7:30am PST - A Place in the Sun (1951) – An ambitious young man wins an heiress’s heart but has to cope with his former girlfriend’s pregnancy. Cast: Montgomery Clift, Elizabeth Taylor, Shelley Winters, Anne Revere Dir: George Stevens BW-122 mins, TV-PG
When you hear the word “nuanced” from Hollywood today, dollars to donuts they mean “immoral,” as in, we’re going to appease some terrorists and sexualize young children and call it “sophisticated.” Whether they know it or not (and I think they do), those particular plot points don’t represent “subtle shades of meaning,” they represent appeasing terrorists and sexualizing young children.
True dramatic nuance, the idea of exploring the complexity of the human condition (as opposed to excusing repugnant behavior), can be found, not too surprisingly, in those old-fashioned, black and white flickers – and today’s pick is one of the finest examples you’re likely to come across.
The power of George Stevens’ masterpiece is that no matter how many times you’ve seen it, you keep hoping a fit of cinematic magic will force events to unroll differently. Based on Theodore Dreiser’s 1925 novel “An American Tragedy,” which itself was inspired by a true story, “A Place in the Sun” would win six Oscars, including screenplay, cinematography, and director.
In other words, Montgomery Clift wuz robbed.
As George Eastman, Monty Clift performs a miracle on screen, retaining our sympathy even as he paints himself further and further into a dark corner with increasingly desperate and ultimately monstrous acts. The genius of the film is that while we’re never asked to excuse his behavior, by the time Eastman’s gone too far he’s so captured our sympathy we can’t help but hope for some kind of fate to step in and give him a do over.

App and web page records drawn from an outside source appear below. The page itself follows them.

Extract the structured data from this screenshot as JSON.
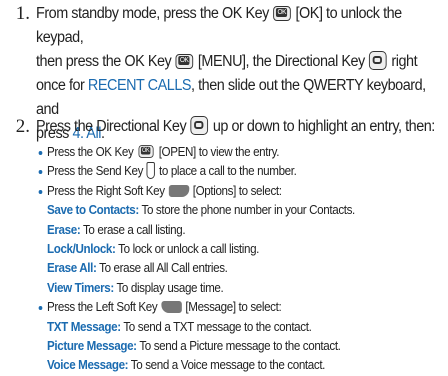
{
  "step1": {
    "number": "1.",
    "line1_a": "From standby mode, press the OK Key",
    "line1_b": "[OK] to unlock the keypad,",
    "line2_a": "then press the OK Key",
    "line2_b": "[MENU], the Directional Key",
    "line2_c": "right",
    "line3_a": "once for",
    "recent_calls": "RECENT CALLS",
    "line3_b": ", then slide out the QWERTY keyboard, and",
    "line4_a": "press",
    "all_option": "4. All",
    "line4_b": "."
  },
  "step2": {
    "number": "2.",
    "intro_a": "Press the Directional Key",
    "intro_b": "up or down to highlight an entry, then:",
    "b1_a": "Press the OK Key",
    "b1_b": "[OPEN] to view the entry.",
    "b2_a": "Press the Send Key",
    "b2_b": "to place a call to the number.",
    "b3_a": "Press the Right Soft Key",
    "b3_b": "[Options] to select:",
    "options": [
      {
        "term": "Save to Contacts:",
        "desc": " To store the phone number in your Contacts."
      },
      {
        "term": "Erase:",
        "desc": " To erase a call listing."
      },
      {
        "term": "Lock/Unlock:",
        "desc": " To lock or unlock a call listing."
      },
      {
        "term": "Erase All:",
        "desc": " To erase all All Call entries."
      },
      {
        "term": "View Timers:",
        "desc": " To display usage time."
      }
    ],
    "b4_a": "Press the Left Soft Key",
    "b4_b": "[Message] to select:",
    "messages": [
      {
        "term": "TXT Message:",
        "desc": " To send a TXT message to the contact."
      },
      {
        "term": "Picture Message:",
        "desc": " To send a Picture message to the contact."
      },
      {
        "term": "Voice Message:",
        "desc": " To send a Voice message to the contact."
      }
    ]
  },
  "icons": {
    "ok_key": "ok-key-icon",
    "directional_key": "directional-key-icon",
    "send_key": "send-key-icon",
    "right_soft_key": "right-soft-key-icon",
    "left_soft_key": "left-soft-key-icon"
  },
  "colors": {
    "accent": "#1b6bb0",
    "text": "#222222"
  }
}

Part of our sympathy may also arise from the fact that the idea of committing terrible deeds in order to be with Elizabeth Taylor at the pinnacle of her raven-haired beauty doesn’t seem altogether unreasonable, especially when the alternative is dowdy, grasping, needy Shelley Winters. Both actresses are terrific, especially Winters, who was actually something of a sex symbol at the time. In her entertaining autobiography. Winters blames this role (which she aggressively pursued) for typecasting her forevermore.
A one of a kind film. Not exactly Valentines Day material, unless your idea of celebrating the holiday is with a knot in your stomach slowly tightening over 122 expertly paced minutes.